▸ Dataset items
##########

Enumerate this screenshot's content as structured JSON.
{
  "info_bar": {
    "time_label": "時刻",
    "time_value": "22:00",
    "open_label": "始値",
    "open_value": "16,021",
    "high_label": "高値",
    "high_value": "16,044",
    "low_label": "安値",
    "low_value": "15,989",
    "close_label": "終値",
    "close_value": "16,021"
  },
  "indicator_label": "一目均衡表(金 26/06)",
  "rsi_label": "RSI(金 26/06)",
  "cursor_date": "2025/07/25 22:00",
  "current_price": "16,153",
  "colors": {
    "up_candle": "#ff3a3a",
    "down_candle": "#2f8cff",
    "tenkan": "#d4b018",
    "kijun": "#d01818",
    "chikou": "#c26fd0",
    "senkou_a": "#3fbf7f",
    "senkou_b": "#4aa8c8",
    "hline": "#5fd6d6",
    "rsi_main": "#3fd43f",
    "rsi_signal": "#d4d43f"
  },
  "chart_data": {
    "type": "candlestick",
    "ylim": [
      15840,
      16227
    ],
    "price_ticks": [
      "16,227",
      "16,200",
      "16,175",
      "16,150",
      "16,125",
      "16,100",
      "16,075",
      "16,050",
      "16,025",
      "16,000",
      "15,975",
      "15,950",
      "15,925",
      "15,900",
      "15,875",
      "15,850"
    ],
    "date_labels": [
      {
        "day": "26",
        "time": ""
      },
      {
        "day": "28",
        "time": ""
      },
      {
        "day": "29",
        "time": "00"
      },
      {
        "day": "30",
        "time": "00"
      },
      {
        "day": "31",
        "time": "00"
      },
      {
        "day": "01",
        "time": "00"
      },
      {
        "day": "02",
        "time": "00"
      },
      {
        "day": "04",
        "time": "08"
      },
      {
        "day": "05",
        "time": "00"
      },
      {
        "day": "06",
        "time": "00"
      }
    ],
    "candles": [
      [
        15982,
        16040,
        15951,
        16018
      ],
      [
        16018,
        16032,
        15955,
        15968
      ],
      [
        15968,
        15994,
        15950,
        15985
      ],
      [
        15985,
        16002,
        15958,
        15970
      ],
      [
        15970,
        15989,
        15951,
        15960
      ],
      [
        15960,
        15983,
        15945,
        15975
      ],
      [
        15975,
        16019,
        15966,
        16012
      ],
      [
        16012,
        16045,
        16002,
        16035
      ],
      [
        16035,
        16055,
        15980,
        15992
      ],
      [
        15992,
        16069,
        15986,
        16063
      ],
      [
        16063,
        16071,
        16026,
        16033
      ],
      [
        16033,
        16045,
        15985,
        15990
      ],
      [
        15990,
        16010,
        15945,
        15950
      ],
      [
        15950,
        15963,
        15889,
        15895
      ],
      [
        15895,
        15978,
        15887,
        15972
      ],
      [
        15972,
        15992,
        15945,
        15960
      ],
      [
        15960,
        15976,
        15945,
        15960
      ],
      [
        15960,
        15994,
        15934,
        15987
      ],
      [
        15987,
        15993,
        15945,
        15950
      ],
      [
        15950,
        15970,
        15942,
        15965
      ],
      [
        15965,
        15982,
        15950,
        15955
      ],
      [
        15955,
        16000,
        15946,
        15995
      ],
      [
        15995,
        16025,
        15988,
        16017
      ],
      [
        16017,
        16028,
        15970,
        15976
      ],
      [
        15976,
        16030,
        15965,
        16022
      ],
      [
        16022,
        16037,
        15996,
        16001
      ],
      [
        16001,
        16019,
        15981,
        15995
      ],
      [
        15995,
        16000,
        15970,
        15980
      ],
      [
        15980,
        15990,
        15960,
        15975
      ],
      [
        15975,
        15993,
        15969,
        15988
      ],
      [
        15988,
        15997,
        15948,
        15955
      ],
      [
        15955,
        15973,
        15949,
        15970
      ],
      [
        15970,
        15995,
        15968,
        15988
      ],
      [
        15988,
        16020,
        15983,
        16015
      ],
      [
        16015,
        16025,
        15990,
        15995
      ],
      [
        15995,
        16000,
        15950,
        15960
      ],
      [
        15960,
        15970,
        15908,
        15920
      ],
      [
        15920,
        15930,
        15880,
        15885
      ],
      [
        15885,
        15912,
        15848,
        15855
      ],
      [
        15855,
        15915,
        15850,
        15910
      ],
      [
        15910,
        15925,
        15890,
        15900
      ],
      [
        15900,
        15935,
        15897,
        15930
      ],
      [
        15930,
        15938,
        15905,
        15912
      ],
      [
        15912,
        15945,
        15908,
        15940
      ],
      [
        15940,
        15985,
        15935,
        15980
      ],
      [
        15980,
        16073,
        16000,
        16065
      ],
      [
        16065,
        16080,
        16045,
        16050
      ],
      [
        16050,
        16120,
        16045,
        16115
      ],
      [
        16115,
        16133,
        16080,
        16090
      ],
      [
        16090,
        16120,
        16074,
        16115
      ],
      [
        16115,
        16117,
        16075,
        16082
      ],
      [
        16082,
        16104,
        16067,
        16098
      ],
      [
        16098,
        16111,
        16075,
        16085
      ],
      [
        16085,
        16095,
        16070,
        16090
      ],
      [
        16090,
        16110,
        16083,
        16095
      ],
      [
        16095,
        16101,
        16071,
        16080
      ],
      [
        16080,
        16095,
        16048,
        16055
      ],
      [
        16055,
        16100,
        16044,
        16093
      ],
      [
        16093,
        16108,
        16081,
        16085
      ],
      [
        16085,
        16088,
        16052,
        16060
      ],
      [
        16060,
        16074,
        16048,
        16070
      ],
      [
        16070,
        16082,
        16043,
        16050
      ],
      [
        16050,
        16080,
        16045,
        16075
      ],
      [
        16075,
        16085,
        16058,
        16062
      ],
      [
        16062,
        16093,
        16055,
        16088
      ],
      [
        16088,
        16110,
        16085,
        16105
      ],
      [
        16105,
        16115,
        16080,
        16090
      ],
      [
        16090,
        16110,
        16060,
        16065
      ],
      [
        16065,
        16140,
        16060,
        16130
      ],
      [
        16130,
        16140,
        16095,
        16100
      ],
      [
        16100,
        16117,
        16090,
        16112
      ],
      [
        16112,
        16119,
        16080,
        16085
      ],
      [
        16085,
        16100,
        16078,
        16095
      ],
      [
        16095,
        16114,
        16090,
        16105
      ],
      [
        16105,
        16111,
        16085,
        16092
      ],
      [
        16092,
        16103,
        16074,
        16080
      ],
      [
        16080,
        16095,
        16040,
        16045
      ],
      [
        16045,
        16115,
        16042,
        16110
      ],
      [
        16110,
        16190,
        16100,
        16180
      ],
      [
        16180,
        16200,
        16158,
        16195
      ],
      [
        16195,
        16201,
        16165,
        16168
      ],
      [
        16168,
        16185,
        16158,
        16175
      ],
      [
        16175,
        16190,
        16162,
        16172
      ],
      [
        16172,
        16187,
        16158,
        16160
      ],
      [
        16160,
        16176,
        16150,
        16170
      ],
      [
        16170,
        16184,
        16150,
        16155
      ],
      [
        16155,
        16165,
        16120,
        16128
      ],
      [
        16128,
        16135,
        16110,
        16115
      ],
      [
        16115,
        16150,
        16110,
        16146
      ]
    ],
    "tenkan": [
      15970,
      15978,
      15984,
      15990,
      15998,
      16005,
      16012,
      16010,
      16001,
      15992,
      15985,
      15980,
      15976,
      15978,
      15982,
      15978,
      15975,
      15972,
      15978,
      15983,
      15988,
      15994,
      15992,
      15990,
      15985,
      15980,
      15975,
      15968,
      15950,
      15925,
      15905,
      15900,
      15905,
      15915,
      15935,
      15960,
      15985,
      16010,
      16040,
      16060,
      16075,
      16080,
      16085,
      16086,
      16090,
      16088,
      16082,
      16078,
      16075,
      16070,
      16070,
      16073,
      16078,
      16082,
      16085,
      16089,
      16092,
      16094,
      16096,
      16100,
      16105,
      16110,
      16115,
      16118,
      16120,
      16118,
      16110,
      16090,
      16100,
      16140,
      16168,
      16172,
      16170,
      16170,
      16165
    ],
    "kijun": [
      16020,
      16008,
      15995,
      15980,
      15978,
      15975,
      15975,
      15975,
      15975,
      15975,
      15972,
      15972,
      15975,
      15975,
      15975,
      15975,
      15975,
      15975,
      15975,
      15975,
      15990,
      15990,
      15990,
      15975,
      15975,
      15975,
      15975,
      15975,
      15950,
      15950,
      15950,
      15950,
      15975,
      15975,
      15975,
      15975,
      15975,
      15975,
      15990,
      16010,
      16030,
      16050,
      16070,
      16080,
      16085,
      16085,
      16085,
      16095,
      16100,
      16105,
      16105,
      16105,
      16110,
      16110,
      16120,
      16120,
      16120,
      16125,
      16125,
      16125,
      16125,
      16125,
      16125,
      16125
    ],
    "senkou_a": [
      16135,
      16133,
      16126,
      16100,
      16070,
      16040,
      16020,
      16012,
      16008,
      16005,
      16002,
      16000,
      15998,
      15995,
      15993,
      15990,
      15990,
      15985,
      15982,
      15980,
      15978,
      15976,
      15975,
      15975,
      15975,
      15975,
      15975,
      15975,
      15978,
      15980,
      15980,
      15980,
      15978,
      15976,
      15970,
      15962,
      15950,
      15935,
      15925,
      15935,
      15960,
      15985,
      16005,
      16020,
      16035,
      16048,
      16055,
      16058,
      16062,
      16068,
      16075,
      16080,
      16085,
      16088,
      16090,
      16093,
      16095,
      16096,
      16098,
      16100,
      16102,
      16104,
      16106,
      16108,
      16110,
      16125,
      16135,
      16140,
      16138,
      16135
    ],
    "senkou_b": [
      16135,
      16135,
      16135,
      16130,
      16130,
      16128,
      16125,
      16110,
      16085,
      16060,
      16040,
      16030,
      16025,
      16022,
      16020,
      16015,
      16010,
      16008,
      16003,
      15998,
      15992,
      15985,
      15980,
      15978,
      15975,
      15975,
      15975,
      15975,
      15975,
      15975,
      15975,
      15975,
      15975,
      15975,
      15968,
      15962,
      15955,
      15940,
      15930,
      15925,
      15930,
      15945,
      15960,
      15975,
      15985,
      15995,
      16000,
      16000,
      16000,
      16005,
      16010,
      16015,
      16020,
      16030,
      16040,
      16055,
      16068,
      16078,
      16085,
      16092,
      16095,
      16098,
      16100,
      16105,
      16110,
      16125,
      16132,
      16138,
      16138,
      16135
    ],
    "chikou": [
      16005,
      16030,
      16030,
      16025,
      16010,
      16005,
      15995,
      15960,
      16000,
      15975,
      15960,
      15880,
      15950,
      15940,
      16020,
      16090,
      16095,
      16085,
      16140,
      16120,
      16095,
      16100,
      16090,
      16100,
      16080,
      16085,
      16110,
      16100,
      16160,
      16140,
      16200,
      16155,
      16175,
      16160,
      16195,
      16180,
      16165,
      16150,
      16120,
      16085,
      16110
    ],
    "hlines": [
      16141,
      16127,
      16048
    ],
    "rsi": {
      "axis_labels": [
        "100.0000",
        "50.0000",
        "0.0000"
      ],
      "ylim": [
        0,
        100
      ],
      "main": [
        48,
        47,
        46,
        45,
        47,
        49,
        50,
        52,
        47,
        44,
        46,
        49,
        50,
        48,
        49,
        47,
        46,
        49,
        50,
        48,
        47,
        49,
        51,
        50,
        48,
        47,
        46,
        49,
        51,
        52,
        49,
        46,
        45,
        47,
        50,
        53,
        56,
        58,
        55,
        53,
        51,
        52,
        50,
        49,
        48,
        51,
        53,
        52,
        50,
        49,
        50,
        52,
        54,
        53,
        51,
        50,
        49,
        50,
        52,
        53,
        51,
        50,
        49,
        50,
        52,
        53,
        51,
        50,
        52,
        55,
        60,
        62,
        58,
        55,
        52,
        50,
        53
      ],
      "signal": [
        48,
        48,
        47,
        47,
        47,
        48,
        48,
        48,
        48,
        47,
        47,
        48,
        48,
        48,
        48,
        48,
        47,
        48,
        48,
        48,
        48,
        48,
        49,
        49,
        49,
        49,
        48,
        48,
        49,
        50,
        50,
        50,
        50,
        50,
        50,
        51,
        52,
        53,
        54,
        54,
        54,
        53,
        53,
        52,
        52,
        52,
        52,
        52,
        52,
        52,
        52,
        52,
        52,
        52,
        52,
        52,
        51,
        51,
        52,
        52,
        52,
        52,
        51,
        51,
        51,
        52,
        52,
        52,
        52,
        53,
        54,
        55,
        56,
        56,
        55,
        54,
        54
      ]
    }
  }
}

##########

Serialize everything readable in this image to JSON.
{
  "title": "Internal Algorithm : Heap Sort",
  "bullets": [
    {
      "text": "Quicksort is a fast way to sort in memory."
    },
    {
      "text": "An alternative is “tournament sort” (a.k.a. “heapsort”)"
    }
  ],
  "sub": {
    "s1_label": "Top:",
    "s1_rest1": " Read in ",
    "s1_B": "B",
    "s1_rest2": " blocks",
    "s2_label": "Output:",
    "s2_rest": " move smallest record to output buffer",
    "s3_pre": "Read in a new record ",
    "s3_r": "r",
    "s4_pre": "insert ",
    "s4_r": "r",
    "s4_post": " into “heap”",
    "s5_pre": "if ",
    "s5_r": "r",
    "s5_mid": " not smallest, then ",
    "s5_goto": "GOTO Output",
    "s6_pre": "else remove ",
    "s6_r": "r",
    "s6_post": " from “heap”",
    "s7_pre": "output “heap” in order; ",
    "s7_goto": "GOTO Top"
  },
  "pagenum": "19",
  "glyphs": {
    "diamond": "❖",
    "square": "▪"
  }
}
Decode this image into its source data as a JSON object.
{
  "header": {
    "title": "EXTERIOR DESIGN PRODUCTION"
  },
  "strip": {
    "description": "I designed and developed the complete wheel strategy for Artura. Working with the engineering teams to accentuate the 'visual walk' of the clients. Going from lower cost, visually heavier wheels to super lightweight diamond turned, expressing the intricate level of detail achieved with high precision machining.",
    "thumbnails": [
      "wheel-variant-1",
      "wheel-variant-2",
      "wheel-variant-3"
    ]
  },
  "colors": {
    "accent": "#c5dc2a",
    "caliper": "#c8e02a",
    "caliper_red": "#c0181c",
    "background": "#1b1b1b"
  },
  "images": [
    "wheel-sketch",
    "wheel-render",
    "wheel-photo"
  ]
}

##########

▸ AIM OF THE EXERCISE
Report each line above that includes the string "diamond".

▸ EXERCISE OUTPUT
    "diamond": "❖",
    "description": "I designed and developed the complete wheel strategy for Artura. Working with the engineering teams to accentuate the 'visual walk' of the clients. Going from lower cost, visually heavier wheels to super lightweight diamond turned, expressing the intricate level of detail achieved with high precision machining.",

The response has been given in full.